**Work to complete:**
Lines in the listing below that contain the string "Modem" are to be found and copied.
- - - - - - -
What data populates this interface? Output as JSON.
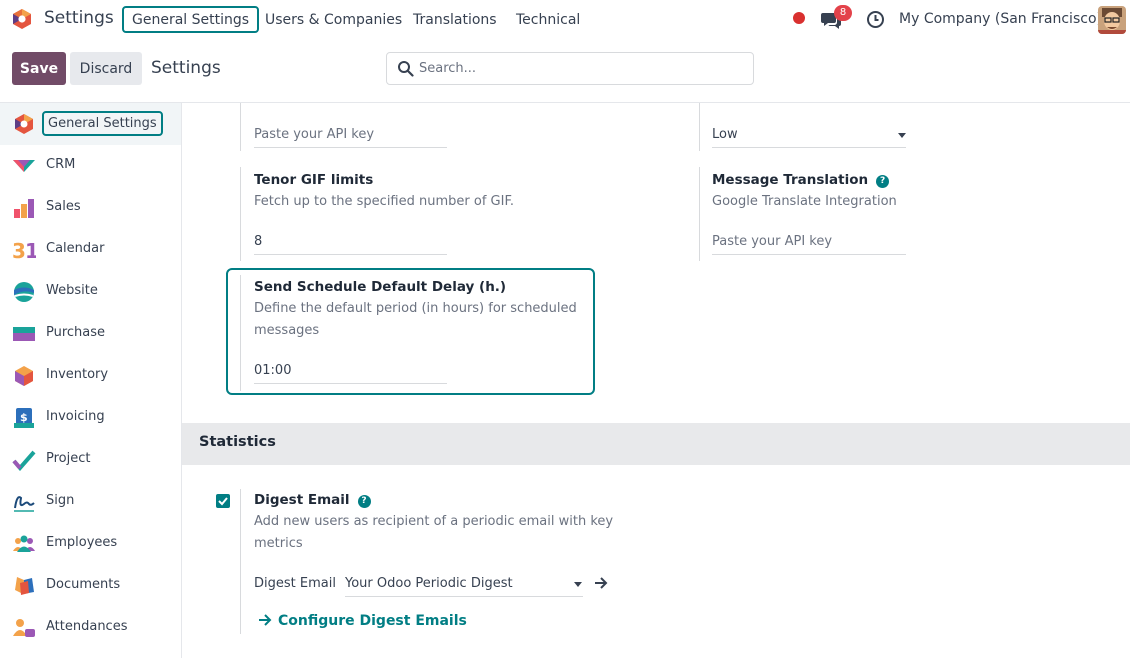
{
  "topbar": {
    "app_name": "Settings",
    "menus": [
      "General Settings",
      "Users & Companies",
      "Translations",
      "Technical"
    ],
    "notification_count": "8",
    "company": "My Company (San Francisco)"
  },
  "control_panel": {
    "save_label": "Save",
    "discard_label": "Discard",
    "breadcrumb": "Settings",
    "search_placeholder": "Search..."
  },
  "sidebar": {
    "items": [
      {
        "label": "General Settings",
        "icon": "settings-icon"
      },
      {
        "label": "CRM",
        "icon": "crm-icon"
      },
      {
        "label": "Sales",
        "icon": "sales-icon"
      },
      {
        "label": "Calendar",
        "icon": "calendar-icon"
      },
      {
        "label": "Website",
        "icon": "website-icon"
      },
      {
        "label": "Purchase",
        "icon": "purchase-icon"
      },
      {
        "label": "Inventory",
        "icon": "inventory-icon"
      },
      {
        "label": "Invoicing",
        "icon": "invoicing-icon"
      },
      {
        "label": "Project",
        "icon": "project-icon"
      },
      {
        "label": "Sign",
        "icon": "sign-icon"
      },
      {
        "label": "Employees",
        "icon": "employees-icon"
      },
      {
        "label": "Documents",
        "icon": "documents-icon"
      },
      {
        "label": "Attendances",
        "icon": "attendances-icon"
      }
    ]
  },
  "settings": {
    "tenor_api_key_placeholder": "Paste your API key",
    "content_filter_value": "Low",
    "tenor_gif_title": "Tenor GIF limits",
    "tenor_gif_desc": "Fetch up to the specified number of GIF.",
    "tenor_gif_value": "8",
    "translation_title": "Message Translation",
    "translation_desc": "Google Translate Integration",
    "translation_key_placeholder": "Paste your API key",
    "delay_title": "Send Schedule Default Delay (h.)",
    "delay_desc_line1": "Define the default period (in hours) for scheduled",
    "delay_desc_line2": "messages",
    "delay_value": "01:00"
  },
  "statistics": {
    "section_title": "Statistics",
    "digest_title": "Digest Email",
    "digest_desc_line1": "Add new users as recipient of a periodic email with key",
    "digest_desc_line2": "metrics",
    "digest_field_label": "Digest Email",
    "digest_field_value": "Your Odoo Periodic Digest",
    "configure_link": "Configure Digest Emails",
    "digest_enabled": true
  },
  "colors": {
    "primary": "#714b67",
    "accent": "#017e84",
    "badge": "#e3424a"
  }
}
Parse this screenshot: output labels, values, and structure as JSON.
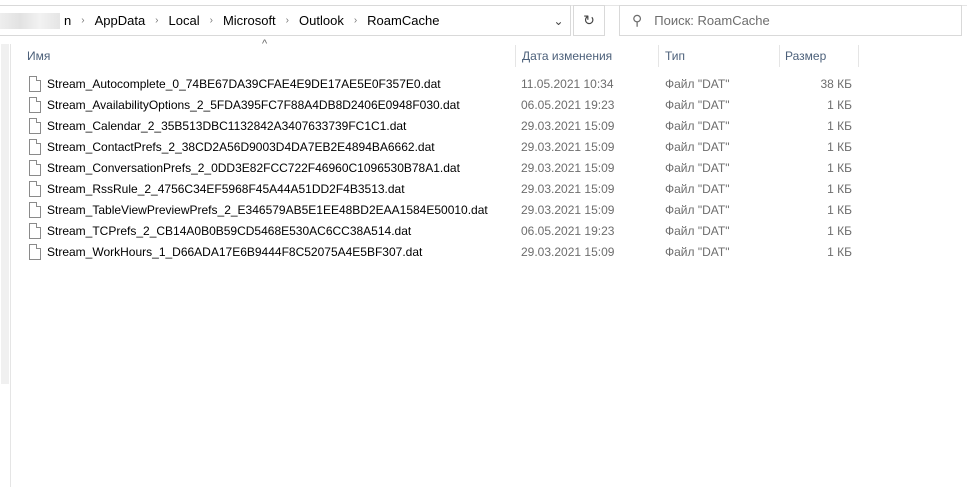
{
  "address": {
    "crumbs": [
      "n",
      "AppData",
      "Local",
      "Microsoft",
      "Outlook",
      "RoamCache"
    ]
  },
  "search": {
    "placeholder": "Поиск: RoamCache"
  },
  "columns": {
    "name": "Имя",
    "date": "Дата изменения",
    "type": "Тип",
    "size": "Размер"
  },
  "files": [
    {
      "name": "Stream_Autocomplete_0_74BE67DA39CFAE4E9DE17AE5E0F357E0.dat",
      "date": "11.05.2021 10:34",
      "type": "Файл \"DAT\"",
      "size": "38 КБ"
    },
    {
      "name": "Stream_AvailabilityOptions_2_5FDA395FC7F88A4DB8D2406E0948F030.dat",
      "date": "06.05.2021 19:23",
      "type": "Файл \"DAT\"",
      "size": "1 КБ"
    },
    {
      "name": "Stream_Calendar_2_35B513DBC1132842A3407633739FC1C1.dat",
      "date": "29.03.2021 15:09",
      "type": "Файл \"DAT\"",
      "size": "1 КБ"
    },
    {
      "name": "Stream_ContactPrefs_2_38CD2A56D9003D4DA7EB2E4894BA6662.dat",
      "date": "29.03.2021 15:09",
      "type": "Файл \"DAT\"",
      "size": "1 КБ"
    },
    {
      "name": "Stream_ConversationPrefs_2_0DD3E82FCC722F46960C1096530B78A1.dat",
      "date": "29.03.2021 15:09",
      "type": "Файл \"DAT\"",
      "size": "1 КБ"
    },
    {
      "name": "Stream_RssRule_2_4756C34EF5968F45A44A51DD2F4B3513.dat",
      "date": "29.03.2021 15:09",
      "type": "Файл \"DAT\"",
      "size": "1 КБ"
    },
    {
      "name": "Stream_TableViewPreviewPrefs_2_E346579AB5E1EE48BD2EAA1584E50010.dat",
      "date": "29.03.2021 15:09",
      "type": "Файл \"DAT\"",
      "size": "1 КБ"
    },
    {
      "name": "Stream_TCPrefs_2_CB14A0B0B59CD5468E530AC6CC38A514.dat",
      "date": "06.05.2021 19:23",
      "type": "Файл \"DAT\"",
      "size": "1 КБ"
    },
    {
      "name": "Stream_WorkHours_1_D66ADA17E6B9444F8C52075A4E5BF307.dat",
      "date": "29.03.2021 15:09",
      "type": "Файл \"DAT\"",
      "size": "1 КБ"
    }
  ]
}
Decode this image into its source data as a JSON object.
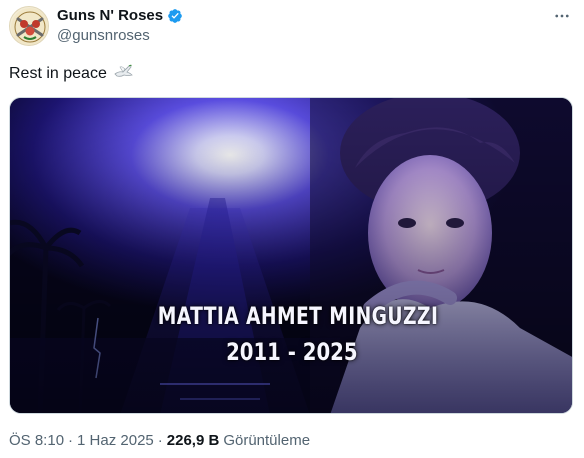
{
  "author": {
    "display_name": "Guns N' Roses",
    "handle": "@gunsnroses",
    "verified_icon": "verified-badge-icon",
    "avatar_icon": "guns-n-roses-logo",
    "accent_color": "#1d9bf0"
  },
  "menu": {
    "more_icon": "more-dots-icon"
  },
  "tweet": {
    "text": "Rest in peace",
    "emoji_icon": "dove-icon"
  },
  "media": {
    "name": "MATTIA AHMET MINGUZZI",
    "years": "2011 - 2025"
  },
  "footer": {
    "time": "ÖS 8:10",
    "separator": "·",
    "date": "1 Haz 2025",
    "separator2": "·",
    "views_count": "226,9 B",
    "views_label": "Görüntüleme"
  }
}
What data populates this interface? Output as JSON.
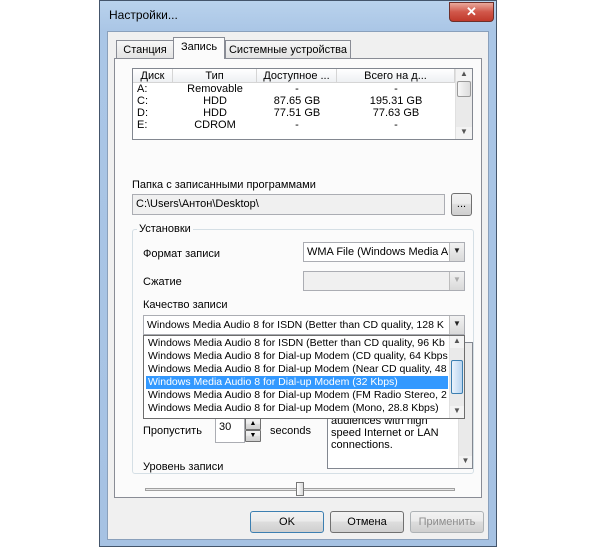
{
  "window": {
    "title": "Настройки...",
    "close_glyph": "✕"
  },
  "tabs": [
    {
      "label": "Станция",
      "active": false
    },
    {
      "label": "Запись",
      "active": true
    },
    {
      "label": "Системные устройства",
      "active": false
    }
  ],
  "disk_list": {
    "columns": [
      "Диск",
      "Тип",
      "Доступное ...",
      "Всего на д..."
    ],
    "rows": [
      {
        "disk": "A:",
        "type": "Removable",
        "free": "-",
        "total": "-"
      },
      {
        "disk": "C:",
        "type": "HDD",
        "free": "87.65 GB",
        "total": "195.31 GB"
      },
      {
        "disk": "D:",
        "type": "HDD",
        "free": "77.51 GB",
        "total": "77.63 GB"
      },
      {
        "disk": "E:",
        "type": "CDROM",
        "free": "-",
        "total": "-"
      }
    ]
  },
  "folder": {
    "label": "Папка с записанными программами",
    "value": "C:\\Users\\Антон\\Desktop\\",
    "browse_label": "..."
  },
  "settings": {
    "group_label": "Установки",
    "format_label": "Формат записи",
    "format_value": "WMA File (Windows Media Au",
    "compression_label": "Сжатие",
    "compression_value": "",
    "quality_label": "Качество записи",
    "quality_value": "Windows Media Audio 8 for ISDN (Better than CD quality, 128 K",
    "quality_options": [
      "Windows Media Audio 8 for ISDN (Better than CD quality, 96 Kb",
      "Windows Media Audio 8 for Dial-up Modem (CD quality, 64 Kbps",
      "Windows Media Audio 8 for Dial-up Modem (Near CD quality, 48",
      "Windows Media Audio 8 for Dial-up Modem (32 Kbps)",
      "Windows Media Audio 8 for Dial-up Modem (FM Radio Stereo, 2",
      "Windows Media Audio 8 for Dial-up Modem (Mono, 28.8 Kbps)"
    ],
    "quality_selected_index": 3,
    "skip_label": "Пропустить",
    "skip_value": "30",
    "skip_unit": "seconds",
    "description_lines": [
      "audiences with high",
      "speed Internet or LAN",
      "connections."
    ],
    "level_label": "Уровень записи",
    "level_value": 0.5
  },
  "buttons": {
    "ok": "OK",
    "cancel": "Отмена",
    "apply": "Применить"
  },
  "icons": {
    "dropdown": "chevron-down-icon",
    "spin_up": "spin-up-icon",
    "spin_down": "spin-down-icon"
  }
}
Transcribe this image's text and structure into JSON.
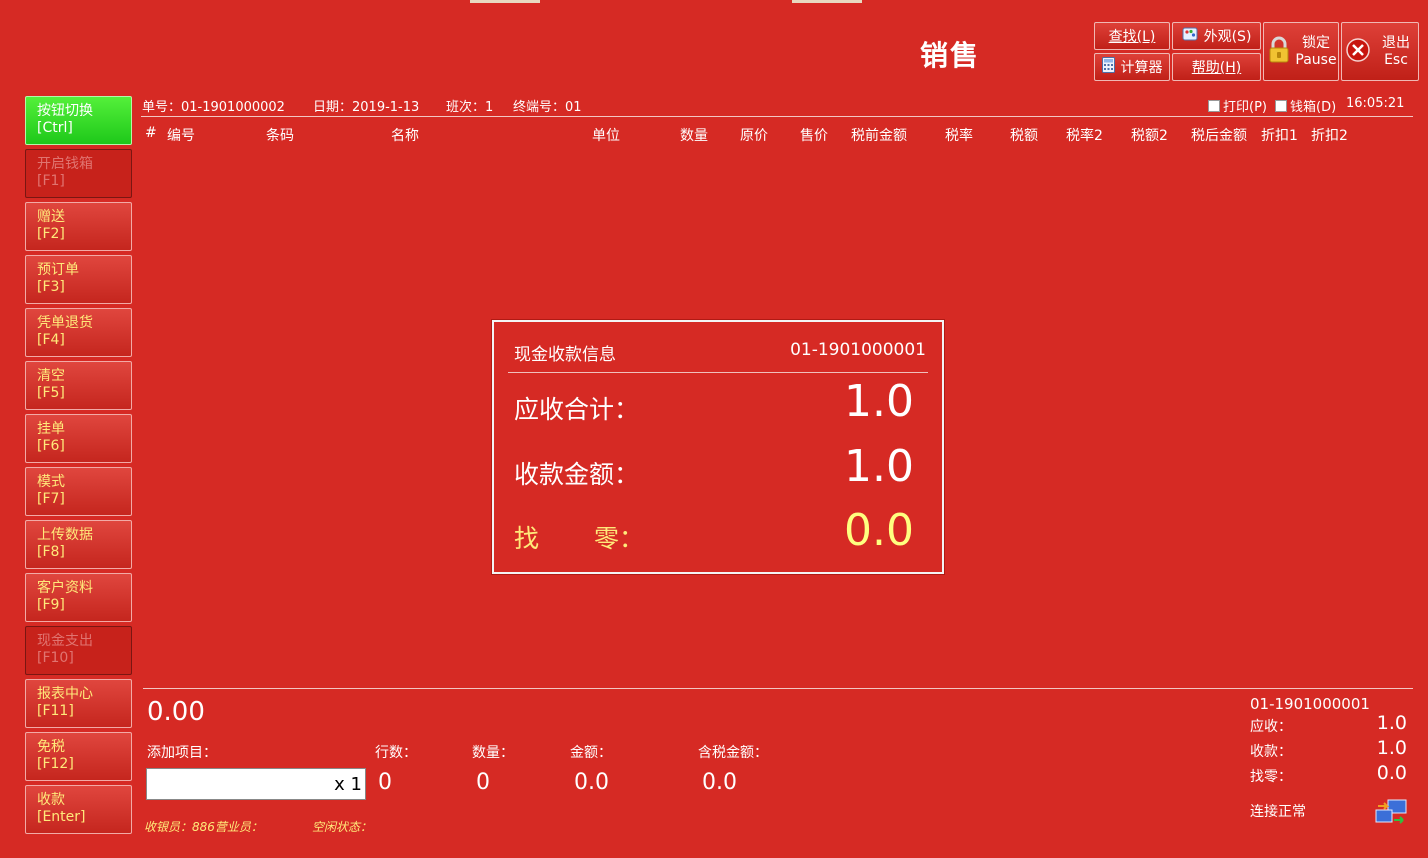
{
  "window": {
    "title": "销售"
  },
  "toolbar": {
    "find": "查找(L)",
    "appearance": "外观(S)",
    "calculator": "计算器",
    "help": "帮助(H)",
    "lock": {
      "label": "锁定",
      "key": "Pause"
    },
    "exit": {
      "label": "退出",
      "key": "Esc"
    }
  },
  "info": {
    "order": "单号：01-1901000002",
    "date": "日期：2019-1-13",
    "shift": "班次：1",
    "terminal": "终端号：01",
    "print": "打印(P)",
    "cashbox": "钱箱(D)",
    "time": "16:05:21"
  },
  "columns": [
    "#",
    "编号",
    "条码",
    "名称",
    "单位",
    "数量",
    "原价",
    "售价",
    "税前金额",
    "税率",
    "税额",
    "税率2",
    "税额2",
    "税后金额",
    "折扣1",
    "折扣2"
  ],
  "sidebar": [
    {
      "label": "按钮切换",
      "key": "[Ctrl]",
      "state": "active"
    },
    {
      "label": "开启钱箱",
      "key": "[F1]",
      "state": "disabled"
    },
    {
      "label": "赠送",
      "key": "[F2]",
      "state": "normal"
    },
    {
      "label": "预订单",
      "key": "[F3]",
      "state": "normal"
    },
    {
      "label": "凭单退货",
      "key": "[F4]",
      "state": "normal"
    },
    {
      "label": "清空",
      "key": "[F5]",
      "state": "normal"
    },
    {
      "label": "挂单",
      "key": "[F6]",
      "state": "normal"
    },
    {
      "label": "模式",
      "key": "[F7]",
      "state": "normal"
    },
    {
      "label": "上传数据",
      "key": "[F8]",
      "state": "normal"
    },
    {
      "label": "客户资料",
      "key": "[F9]",
      "state": "normal"
    },
    {
      "label": "现金支出",
      "key": "[F10]",
      "state": "disabled"
    },
    {
      "label": "报表中心",
      "key": "[F11]",
      "state": "normal"
    },
    {
      "label": "免税",
      "key": "[F12]",
      "state": "normal"
    },
    {
      "label": "收款",
      "key": "[Enter]",
      "state": "normal"
    }
  ],
  "dialog": {
    "title": "现金收款信息",
    "order": "01-1901000001",
    "due_label": "应收合计：",
    "due_value": "1.0",
    "paid_label": "收款金额：",
    "paid_value": "1.0",
    "change_label_1": "找",
    "change_label_2": "零：",
    "change_value": "0.0"
  },
  "bottom": {
    "big_total": "0.00",
    "add_item_label": "添加项目：",
    "qty_suffix": "x 1",
    "rows_label": "行数：",
    "rows_value": "0",
    "count_label": "数量：",
    "count_value": "0",
    "amount_label": "金额：",
    "amount_value": "0.0",
    "tax_amount_label": "含税金额：",
    "tax_amount_value": "0.0",
    "status_cashier": "收银员：886营业员：",
    "status_idle": "空闲状态："
  },
  "receipt": {
    "order": "01-1901000001",
    "due_label": "应收：",
    "due_value": "1.0",
    "paid_label": "收款：",
    "paid_value": "1.0",
    "change_label": "找零：",
    "change_value": "0.0",
    "connection": "连接正常"
  },
  "colors": {
    "background": "#d62a24",
    "active_button": "#2ed926",
    "side_label": "#ffe97a",
    "change_value": "#ffff80",
    "status_text": "#ffe97a"
  }
}
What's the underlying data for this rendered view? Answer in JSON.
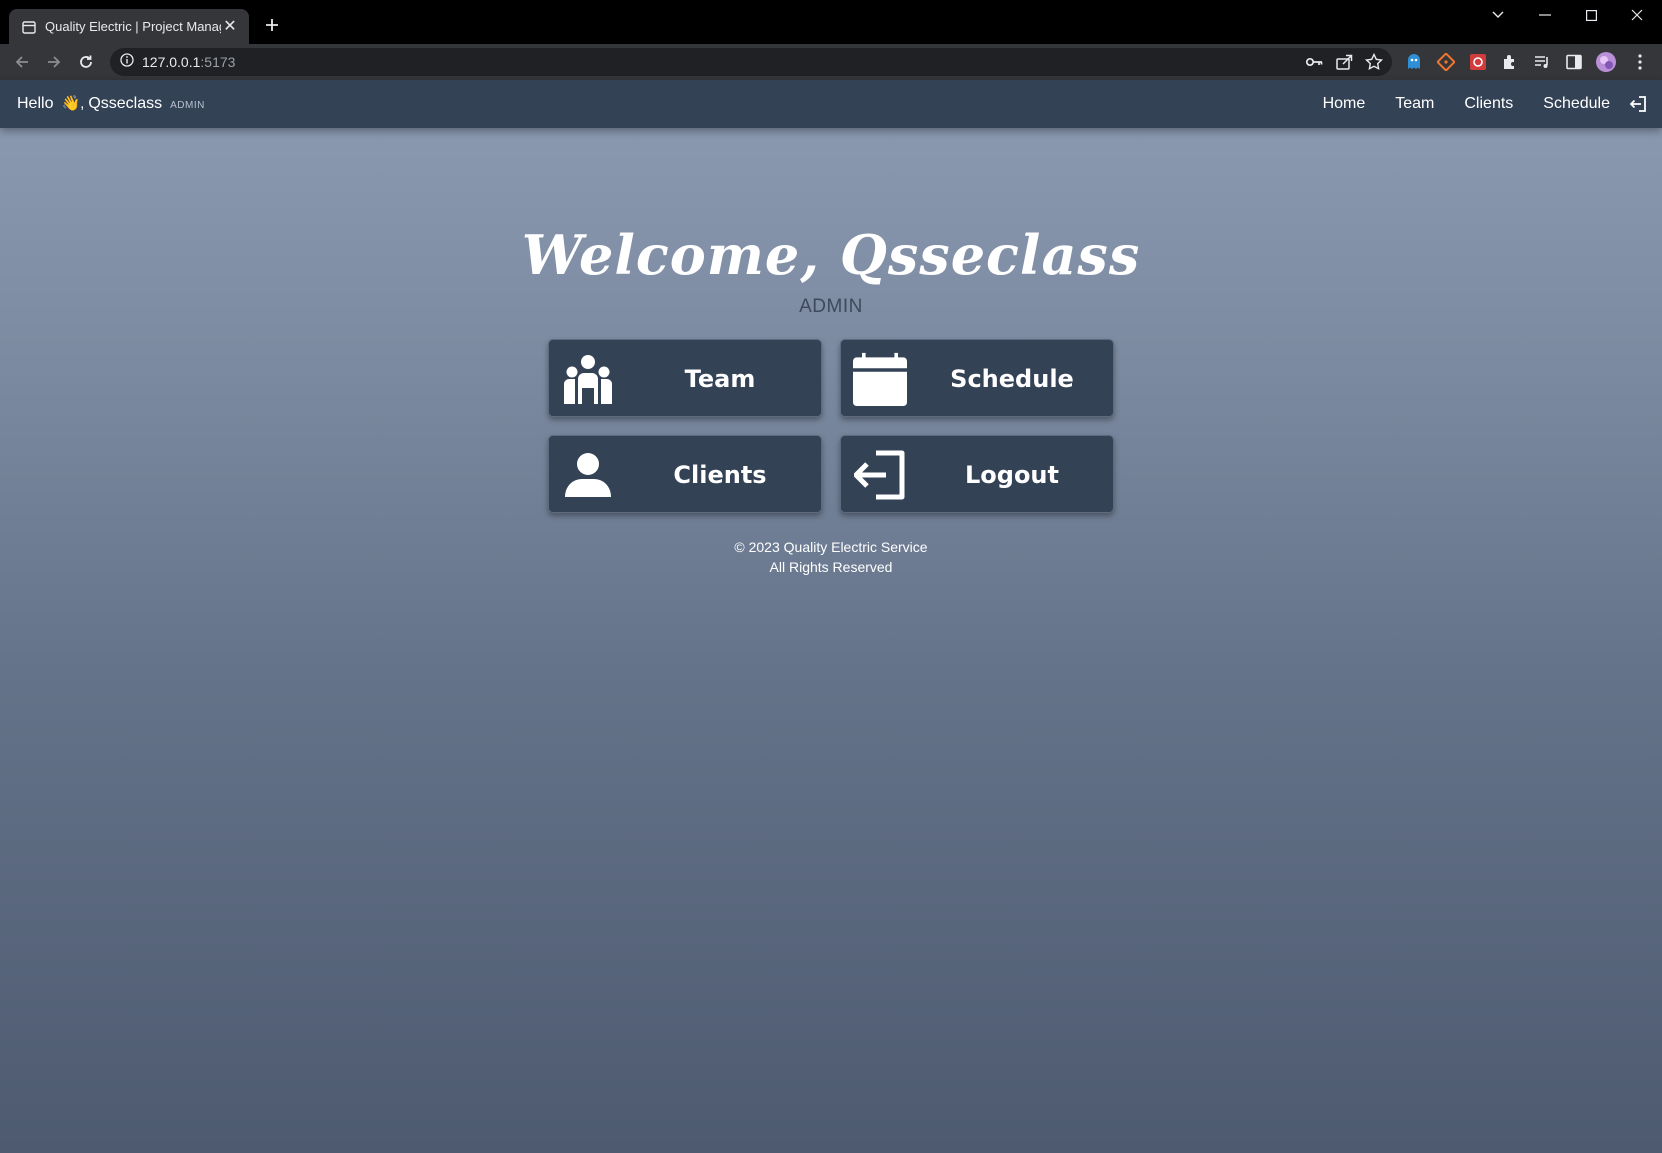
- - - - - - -
**Result below:**
      "Windows Media Audio 8 for Dial-up Modem (CD quality, 64 Kbps",
      "Windows Media Audio 8 for Dial-up Modem (Near CD quality, 48",
      "Windows Media Audio 8 for Dial-up Modem (32 Kbps)",
      "Windows Media Audio 8 for Dial-up Modem (FM Radio Stereo, 2",
      "Windows Media Audio 8 for Dial-up Modem (Mono, 28.8 Kbps)"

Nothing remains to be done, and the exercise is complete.